One of the biggest challenges of contract management is when circumstances change. Sometimes the parties will need to modify the contract because of a change in the law or the market. It is the job of the contract management team to negotiate and finalize any modifications.
Areas of Overlap Between Contract Administration and Contract Management
While smaller organizations may see contract administration and contract management as the same thing, larger organizations are vulnerable when they place too much separation between these processes.
Contract managers will often be in regular contact with contract administrators. They will want to make sure they understand the intent of the language in the contract. They may also need to know details about the original negotiation if the deal needs to be modified.
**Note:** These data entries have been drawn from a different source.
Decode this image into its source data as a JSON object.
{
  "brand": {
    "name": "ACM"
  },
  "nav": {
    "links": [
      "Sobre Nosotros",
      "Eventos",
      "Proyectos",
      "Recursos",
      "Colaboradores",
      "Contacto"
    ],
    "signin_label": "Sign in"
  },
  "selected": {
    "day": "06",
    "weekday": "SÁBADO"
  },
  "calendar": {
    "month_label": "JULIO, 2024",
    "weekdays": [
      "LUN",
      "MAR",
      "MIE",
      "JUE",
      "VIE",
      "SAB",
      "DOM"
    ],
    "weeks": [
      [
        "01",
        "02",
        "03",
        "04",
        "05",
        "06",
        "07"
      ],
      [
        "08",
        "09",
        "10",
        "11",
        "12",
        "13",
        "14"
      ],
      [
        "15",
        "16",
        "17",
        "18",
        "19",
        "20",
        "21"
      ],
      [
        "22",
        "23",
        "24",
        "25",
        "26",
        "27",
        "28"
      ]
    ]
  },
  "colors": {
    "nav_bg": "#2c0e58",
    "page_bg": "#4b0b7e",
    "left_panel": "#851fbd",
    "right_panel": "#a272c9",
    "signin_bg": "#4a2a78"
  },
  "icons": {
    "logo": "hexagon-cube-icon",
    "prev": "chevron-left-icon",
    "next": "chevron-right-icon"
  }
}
Both contract administration and contract management are focused on making sure every agreement with an outside company proceeds as smoothly as possible. Nobody wants to get tangled in litigation.
The best business practice for companies of any size is to be clear that contract administration and contract management are separate processes, even if the same personnel are handling both. As companies grow, it is also vital that there are open channels of communication between the contract demonstration team and the contract management team.